▶ Work request
Go through the records and tally the lines that include the word "children". The answer is that total alone.

#### Dataset content

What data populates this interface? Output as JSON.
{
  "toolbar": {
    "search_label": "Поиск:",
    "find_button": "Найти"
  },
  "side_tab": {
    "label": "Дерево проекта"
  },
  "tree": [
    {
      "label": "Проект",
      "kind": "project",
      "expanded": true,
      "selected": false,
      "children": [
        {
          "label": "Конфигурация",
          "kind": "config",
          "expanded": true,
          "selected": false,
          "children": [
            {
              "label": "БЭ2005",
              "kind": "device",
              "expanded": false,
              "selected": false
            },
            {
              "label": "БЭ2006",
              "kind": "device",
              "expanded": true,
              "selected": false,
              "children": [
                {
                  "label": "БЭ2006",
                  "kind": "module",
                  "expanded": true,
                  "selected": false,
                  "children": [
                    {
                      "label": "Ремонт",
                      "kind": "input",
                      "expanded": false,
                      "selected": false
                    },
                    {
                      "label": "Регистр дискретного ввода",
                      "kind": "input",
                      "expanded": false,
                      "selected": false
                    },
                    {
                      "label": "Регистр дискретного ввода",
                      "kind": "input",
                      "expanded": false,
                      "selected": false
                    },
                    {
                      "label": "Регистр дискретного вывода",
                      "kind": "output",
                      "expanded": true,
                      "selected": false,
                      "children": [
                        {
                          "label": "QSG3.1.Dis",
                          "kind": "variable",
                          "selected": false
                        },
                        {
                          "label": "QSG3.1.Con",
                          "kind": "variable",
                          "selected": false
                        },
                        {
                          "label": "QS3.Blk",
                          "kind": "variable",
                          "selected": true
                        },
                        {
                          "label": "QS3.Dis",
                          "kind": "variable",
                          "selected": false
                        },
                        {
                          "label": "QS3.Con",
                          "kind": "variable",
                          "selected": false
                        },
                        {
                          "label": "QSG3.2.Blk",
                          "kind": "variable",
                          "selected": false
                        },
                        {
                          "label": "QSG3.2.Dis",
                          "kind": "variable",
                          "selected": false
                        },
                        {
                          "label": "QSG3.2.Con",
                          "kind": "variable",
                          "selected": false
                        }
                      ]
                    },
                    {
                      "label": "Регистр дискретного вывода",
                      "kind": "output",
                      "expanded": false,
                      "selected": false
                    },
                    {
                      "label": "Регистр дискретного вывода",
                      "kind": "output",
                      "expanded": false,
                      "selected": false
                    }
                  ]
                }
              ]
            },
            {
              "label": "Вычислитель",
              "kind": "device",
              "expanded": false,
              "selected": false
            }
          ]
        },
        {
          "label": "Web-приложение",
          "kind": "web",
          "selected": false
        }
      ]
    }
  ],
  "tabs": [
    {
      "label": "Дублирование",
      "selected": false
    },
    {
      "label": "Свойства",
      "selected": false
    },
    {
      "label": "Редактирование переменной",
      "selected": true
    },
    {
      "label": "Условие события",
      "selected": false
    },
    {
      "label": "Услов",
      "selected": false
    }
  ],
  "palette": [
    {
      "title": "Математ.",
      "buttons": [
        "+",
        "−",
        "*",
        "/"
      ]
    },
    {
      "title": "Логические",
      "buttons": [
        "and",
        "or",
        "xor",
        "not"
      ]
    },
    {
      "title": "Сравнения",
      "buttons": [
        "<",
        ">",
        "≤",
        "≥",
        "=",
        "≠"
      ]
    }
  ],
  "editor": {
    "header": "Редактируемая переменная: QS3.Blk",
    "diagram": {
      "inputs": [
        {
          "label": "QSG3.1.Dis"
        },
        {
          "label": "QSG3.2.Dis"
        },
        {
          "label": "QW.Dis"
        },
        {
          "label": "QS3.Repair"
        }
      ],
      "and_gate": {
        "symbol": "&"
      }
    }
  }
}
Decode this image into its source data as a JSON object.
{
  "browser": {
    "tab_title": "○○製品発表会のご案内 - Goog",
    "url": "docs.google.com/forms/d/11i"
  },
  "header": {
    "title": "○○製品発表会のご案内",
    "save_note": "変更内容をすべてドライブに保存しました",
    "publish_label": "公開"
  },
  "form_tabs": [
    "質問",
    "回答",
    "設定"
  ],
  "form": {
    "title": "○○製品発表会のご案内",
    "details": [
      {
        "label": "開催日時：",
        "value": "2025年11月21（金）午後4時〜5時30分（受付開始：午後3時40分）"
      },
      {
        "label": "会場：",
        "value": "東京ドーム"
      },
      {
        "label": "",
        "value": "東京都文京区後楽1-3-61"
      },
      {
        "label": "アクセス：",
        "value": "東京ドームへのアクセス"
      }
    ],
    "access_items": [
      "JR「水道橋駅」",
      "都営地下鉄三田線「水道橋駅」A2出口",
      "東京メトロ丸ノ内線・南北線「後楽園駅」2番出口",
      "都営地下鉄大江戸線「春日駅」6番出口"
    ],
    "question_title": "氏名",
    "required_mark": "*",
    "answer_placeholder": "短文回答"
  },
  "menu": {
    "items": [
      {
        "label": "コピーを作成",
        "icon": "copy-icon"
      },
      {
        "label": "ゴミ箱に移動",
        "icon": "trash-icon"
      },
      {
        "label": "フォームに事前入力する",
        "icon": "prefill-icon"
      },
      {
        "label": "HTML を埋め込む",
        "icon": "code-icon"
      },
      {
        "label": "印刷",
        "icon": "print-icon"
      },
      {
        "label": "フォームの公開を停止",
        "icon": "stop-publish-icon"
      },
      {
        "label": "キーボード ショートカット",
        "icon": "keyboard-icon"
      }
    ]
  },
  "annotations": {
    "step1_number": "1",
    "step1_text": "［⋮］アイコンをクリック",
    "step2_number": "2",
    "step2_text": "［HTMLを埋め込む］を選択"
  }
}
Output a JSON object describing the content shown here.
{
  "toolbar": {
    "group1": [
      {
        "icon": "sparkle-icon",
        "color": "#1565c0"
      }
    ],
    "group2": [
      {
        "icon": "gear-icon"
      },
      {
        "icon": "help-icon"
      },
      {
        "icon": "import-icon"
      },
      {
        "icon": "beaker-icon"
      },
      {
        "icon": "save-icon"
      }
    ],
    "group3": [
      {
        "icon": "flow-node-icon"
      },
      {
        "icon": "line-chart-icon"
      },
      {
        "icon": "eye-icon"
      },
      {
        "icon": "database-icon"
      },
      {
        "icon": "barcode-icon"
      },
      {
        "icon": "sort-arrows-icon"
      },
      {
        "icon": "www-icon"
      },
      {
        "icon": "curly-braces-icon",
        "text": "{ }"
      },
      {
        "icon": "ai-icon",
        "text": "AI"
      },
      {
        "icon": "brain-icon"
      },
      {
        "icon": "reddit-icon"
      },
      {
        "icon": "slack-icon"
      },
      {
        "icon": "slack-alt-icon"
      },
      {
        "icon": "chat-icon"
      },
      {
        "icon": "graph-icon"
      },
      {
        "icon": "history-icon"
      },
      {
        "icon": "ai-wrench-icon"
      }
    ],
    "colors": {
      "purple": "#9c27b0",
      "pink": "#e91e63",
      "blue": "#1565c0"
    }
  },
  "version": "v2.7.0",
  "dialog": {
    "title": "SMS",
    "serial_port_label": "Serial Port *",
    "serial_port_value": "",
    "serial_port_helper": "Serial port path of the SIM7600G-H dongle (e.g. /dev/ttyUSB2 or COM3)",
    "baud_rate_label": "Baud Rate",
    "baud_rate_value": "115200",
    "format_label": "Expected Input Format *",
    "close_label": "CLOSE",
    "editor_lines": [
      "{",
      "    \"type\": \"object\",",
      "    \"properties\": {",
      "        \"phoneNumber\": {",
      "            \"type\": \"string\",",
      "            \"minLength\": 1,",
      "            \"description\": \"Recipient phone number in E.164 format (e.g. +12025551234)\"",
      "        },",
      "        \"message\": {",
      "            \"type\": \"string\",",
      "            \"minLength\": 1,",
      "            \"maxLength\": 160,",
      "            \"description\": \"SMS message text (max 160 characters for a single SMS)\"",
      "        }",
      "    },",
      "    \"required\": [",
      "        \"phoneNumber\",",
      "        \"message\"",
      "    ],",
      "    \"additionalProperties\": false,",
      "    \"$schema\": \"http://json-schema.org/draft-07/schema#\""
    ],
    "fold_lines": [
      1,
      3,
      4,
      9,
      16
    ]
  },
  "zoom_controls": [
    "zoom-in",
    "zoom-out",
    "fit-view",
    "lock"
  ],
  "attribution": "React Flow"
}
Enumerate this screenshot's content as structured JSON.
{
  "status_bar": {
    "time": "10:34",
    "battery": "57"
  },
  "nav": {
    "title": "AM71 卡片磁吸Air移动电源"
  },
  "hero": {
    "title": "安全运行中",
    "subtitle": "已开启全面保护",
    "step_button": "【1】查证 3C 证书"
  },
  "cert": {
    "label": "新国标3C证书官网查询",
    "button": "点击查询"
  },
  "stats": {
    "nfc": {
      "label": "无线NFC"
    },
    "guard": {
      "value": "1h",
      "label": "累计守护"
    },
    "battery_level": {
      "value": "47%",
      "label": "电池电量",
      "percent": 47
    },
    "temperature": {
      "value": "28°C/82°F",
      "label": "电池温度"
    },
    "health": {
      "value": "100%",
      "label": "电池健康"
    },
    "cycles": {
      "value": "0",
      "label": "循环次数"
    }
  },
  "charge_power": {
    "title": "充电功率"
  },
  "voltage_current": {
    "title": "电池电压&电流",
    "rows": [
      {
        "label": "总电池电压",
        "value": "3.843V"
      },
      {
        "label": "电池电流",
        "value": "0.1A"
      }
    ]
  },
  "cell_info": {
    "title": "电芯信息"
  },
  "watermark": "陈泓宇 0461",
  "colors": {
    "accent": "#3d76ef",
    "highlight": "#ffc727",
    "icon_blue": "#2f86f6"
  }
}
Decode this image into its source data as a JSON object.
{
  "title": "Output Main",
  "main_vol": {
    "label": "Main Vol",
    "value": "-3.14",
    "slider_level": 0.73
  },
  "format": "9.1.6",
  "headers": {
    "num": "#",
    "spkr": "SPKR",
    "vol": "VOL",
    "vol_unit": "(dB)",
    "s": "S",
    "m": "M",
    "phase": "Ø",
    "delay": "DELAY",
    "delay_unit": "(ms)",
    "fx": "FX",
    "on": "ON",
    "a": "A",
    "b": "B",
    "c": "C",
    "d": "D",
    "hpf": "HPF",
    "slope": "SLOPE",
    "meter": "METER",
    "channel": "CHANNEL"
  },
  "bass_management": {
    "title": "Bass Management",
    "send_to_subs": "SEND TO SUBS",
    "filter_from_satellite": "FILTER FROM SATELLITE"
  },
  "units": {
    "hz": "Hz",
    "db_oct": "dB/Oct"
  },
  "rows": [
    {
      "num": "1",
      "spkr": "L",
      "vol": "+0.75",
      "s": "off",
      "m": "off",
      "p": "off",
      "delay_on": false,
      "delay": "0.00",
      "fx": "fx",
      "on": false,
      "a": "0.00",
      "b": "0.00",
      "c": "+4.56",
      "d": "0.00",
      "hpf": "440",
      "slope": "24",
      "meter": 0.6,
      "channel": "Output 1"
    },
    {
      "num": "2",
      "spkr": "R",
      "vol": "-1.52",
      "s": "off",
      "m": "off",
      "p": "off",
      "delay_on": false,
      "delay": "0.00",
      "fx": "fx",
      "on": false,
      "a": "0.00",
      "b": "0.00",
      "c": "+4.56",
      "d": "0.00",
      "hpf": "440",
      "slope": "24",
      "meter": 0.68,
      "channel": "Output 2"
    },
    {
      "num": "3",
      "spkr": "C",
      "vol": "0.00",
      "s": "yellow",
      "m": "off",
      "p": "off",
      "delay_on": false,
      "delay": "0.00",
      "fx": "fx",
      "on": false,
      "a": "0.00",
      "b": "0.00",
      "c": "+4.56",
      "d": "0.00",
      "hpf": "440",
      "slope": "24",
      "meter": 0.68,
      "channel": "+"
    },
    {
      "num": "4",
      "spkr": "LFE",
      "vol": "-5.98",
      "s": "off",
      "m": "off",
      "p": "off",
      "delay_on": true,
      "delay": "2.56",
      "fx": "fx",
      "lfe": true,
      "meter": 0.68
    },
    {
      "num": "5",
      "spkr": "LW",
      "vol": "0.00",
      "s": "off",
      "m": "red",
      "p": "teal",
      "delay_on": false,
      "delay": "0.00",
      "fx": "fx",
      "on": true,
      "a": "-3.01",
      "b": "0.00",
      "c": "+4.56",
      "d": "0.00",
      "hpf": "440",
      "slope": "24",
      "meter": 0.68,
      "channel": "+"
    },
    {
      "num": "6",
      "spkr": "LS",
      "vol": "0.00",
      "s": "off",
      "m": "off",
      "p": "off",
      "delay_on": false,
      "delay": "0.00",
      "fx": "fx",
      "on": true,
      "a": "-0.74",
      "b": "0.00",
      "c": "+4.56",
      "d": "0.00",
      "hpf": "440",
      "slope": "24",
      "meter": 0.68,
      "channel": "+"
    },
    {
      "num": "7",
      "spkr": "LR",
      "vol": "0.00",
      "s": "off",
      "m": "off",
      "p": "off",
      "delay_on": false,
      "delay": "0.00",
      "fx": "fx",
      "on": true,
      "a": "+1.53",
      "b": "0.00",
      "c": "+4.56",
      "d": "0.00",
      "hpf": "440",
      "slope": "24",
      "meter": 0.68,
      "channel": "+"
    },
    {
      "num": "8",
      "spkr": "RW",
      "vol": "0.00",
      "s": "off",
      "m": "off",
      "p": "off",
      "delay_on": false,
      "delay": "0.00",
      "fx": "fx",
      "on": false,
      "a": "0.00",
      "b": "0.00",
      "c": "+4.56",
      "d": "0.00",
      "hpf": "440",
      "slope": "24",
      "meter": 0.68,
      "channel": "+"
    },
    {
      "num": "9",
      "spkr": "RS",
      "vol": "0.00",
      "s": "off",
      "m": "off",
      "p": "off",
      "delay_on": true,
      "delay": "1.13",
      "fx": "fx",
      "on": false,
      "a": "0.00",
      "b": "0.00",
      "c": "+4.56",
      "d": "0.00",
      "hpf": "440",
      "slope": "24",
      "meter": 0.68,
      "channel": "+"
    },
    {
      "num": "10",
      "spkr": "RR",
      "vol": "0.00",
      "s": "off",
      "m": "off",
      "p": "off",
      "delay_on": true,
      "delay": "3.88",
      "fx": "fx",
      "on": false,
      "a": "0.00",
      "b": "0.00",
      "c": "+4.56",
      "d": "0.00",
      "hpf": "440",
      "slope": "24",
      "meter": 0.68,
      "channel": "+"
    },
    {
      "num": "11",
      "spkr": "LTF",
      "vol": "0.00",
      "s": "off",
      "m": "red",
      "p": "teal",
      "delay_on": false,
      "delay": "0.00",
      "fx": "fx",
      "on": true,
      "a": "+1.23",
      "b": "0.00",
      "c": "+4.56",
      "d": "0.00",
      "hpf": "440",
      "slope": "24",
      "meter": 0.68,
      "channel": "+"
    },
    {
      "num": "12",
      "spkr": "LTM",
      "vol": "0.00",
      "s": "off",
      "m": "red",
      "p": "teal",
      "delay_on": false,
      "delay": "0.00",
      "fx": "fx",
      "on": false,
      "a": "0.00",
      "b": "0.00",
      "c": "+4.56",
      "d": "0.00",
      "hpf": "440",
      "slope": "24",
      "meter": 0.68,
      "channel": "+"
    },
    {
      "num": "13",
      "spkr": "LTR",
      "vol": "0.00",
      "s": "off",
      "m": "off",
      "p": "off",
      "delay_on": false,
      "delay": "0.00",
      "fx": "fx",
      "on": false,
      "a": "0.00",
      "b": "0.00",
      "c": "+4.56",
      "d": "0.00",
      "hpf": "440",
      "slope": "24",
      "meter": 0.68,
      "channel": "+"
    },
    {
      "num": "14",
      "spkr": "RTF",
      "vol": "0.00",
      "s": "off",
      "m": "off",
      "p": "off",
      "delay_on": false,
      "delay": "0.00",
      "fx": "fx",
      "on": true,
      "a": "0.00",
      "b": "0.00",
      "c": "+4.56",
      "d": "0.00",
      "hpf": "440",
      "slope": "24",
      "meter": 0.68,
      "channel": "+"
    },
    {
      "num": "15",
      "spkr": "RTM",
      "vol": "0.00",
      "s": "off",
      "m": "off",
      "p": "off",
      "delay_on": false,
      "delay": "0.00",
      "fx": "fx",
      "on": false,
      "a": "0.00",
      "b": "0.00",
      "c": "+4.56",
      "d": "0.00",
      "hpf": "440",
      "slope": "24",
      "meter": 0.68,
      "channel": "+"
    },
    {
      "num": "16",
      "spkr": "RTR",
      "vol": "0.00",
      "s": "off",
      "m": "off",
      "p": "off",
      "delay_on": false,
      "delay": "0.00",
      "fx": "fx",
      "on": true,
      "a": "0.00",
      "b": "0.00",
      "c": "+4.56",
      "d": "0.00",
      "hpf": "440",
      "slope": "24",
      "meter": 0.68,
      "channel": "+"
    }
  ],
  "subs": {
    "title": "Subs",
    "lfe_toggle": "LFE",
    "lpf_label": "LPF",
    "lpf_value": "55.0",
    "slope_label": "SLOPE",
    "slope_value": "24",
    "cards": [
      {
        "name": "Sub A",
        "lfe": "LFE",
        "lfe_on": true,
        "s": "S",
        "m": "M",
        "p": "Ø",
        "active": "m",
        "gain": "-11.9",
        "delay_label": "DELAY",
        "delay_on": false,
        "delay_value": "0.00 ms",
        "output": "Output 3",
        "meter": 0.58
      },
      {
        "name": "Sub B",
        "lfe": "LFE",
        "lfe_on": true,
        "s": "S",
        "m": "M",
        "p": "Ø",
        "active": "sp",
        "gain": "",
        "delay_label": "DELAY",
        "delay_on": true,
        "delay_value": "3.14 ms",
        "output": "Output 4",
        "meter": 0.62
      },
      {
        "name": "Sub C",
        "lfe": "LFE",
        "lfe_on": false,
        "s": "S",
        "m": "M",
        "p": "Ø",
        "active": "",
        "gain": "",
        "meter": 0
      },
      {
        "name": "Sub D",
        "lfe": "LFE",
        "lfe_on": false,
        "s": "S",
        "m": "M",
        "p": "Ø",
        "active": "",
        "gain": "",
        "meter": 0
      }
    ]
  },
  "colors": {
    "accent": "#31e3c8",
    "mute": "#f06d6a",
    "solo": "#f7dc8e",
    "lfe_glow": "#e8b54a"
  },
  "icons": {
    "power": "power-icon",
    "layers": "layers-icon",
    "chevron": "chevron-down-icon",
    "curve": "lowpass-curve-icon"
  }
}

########

▶ Output
5